The claims against Waters and Schabas related to breaches of fiduciary duty. But those claims also failed after Baltman found there wasn’t a proof of fiduciary duty, “much less the breach of any such duty.”
Baltman, who ordered a total of almost $50,000 in costs against Nobili, also admonished the lawyer for a letter he sent to Murray’s colleagues at Lerners. Nobili sued the Lerners lawyers for distributing the letter despite a header that said, “Private and Confidential of the Highest Order - Without Prejudice,” according to his claim.
But said Baltman: “In fact, the letter contained no ‘without prejudice’ information and was instead a disgraceful and insulting rant that any lawyer should be ashamed to put his name to.”

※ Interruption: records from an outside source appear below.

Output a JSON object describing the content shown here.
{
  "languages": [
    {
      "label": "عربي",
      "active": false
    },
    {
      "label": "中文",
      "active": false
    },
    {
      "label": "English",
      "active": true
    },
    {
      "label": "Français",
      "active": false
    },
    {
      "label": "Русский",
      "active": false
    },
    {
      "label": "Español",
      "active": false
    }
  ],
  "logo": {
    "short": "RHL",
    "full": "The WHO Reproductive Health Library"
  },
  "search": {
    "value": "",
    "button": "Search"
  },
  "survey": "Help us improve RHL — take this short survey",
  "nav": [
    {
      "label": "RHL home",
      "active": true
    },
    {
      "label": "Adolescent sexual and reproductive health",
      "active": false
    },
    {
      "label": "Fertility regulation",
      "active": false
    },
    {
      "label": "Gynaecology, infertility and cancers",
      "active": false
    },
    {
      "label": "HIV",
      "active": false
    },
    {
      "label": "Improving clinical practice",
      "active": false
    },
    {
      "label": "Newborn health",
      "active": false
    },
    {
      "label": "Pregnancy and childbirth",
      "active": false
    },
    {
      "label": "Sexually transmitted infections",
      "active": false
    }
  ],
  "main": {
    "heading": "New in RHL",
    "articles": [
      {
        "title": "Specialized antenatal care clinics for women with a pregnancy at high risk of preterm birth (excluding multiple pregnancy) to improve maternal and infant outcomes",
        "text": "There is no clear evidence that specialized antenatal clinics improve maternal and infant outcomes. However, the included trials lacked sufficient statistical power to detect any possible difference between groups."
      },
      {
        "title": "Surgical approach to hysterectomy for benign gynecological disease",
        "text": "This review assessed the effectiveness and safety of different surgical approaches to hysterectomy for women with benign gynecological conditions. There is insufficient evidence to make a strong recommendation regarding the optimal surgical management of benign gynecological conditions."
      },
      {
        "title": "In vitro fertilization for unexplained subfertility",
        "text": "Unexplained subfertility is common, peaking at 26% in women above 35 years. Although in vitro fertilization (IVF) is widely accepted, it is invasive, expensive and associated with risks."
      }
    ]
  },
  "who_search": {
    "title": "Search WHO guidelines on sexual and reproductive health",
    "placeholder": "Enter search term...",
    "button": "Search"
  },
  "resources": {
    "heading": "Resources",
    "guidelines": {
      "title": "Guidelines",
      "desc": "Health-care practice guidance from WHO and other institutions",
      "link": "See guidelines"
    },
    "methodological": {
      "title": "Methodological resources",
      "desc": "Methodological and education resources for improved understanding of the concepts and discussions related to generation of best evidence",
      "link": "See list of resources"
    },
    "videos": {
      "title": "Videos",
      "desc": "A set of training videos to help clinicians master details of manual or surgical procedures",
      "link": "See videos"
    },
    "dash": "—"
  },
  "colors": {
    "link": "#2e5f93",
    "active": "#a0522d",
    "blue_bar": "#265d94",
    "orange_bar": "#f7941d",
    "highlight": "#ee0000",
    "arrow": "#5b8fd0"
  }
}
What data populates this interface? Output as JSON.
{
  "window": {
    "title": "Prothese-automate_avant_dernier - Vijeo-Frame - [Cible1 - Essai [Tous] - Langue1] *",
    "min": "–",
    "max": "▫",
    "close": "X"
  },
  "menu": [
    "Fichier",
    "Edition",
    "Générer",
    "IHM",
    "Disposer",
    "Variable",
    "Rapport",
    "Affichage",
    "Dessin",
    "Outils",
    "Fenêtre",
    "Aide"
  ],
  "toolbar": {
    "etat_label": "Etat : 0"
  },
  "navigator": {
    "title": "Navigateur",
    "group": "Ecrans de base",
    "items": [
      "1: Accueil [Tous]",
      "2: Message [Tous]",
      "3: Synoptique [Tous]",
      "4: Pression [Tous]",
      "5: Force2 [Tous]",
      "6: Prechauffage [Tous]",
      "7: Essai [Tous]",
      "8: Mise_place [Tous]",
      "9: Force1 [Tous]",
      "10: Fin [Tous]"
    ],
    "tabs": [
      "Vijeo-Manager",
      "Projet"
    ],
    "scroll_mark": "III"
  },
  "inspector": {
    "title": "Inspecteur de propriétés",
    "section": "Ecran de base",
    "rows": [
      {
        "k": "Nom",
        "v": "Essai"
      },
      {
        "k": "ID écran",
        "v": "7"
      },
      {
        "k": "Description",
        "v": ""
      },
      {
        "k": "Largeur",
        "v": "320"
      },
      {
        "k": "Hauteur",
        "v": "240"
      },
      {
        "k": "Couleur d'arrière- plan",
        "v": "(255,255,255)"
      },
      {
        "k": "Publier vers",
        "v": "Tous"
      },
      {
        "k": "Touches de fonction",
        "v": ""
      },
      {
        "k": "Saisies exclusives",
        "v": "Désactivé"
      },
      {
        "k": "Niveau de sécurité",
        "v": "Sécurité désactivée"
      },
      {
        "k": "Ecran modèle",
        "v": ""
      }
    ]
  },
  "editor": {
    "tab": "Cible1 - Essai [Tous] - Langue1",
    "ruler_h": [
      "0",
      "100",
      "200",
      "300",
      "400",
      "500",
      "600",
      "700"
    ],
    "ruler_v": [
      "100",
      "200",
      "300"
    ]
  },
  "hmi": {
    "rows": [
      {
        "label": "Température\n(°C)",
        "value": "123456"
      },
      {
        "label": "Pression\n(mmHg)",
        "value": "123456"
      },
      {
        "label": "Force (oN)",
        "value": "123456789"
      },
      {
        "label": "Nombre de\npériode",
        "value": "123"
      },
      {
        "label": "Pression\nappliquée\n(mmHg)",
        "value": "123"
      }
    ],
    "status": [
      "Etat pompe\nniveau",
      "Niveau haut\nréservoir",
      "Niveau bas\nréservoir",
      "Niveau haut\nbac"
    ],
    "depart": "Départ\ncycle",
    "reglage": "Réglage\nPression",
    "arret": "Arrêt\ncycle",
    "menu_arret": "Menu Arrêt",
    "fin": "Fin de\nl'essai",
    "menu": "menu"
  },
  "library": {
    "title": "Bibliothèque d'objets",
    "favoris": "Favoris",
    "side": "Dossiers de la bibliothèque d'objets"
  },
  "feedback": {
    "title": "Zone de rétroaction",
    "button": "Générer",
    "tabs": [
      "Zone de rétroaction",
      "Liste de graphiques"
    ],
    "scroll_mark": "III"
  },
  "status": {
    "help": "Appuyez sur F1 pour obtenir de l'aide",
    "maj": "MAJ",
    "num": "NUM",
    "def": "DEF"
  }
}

Murray told Legal Feeds the letter was “a rambling” that contained expletives as well as “snippets of songs.”
“It didn’t make any sense and yet there were snippets of things in it that were the product of an agile mind,” he said. “There was a threatening undertone to it. He said, ‘I shit on you. I shat on you a thousand times,’ just things like that.”
Murray said he cannot discuss anything else about the matter as the deadline to appeal Baltman’s decision has not yet passed. He did note, however, that once, Nobili shoved him and spat in his face in a courtroom just after the judge walked out. Murray did not pursue assault charges.
Nobili, who is administratively suspended from practising law, told Legal Feeds in an e-mail he will appeal Baltman’s decision.
“No comment as the matters remain before the courts,” Nobili said. “I intend to appeal the ruling.”
According to a law society notice of application, Nobili is currently going through a capacity hearing. The law society’s tribunal office told Legal Feeds a finding of incapacity was made on Oct. 28 but the endorsement is not specific about what kind of incapacity the panel found.
The law society’s notice of application, filed last year, sought a determination on whether, “by reason of physical or mental illness, other infirmity or addiction to or excessive use of alcohol or drugs,” Nobili is incapable of meeting his obligations as a lawyer.
Hearing dates are scheduled for later this month and early next year at the LSUC to hear submissions on remaining issues.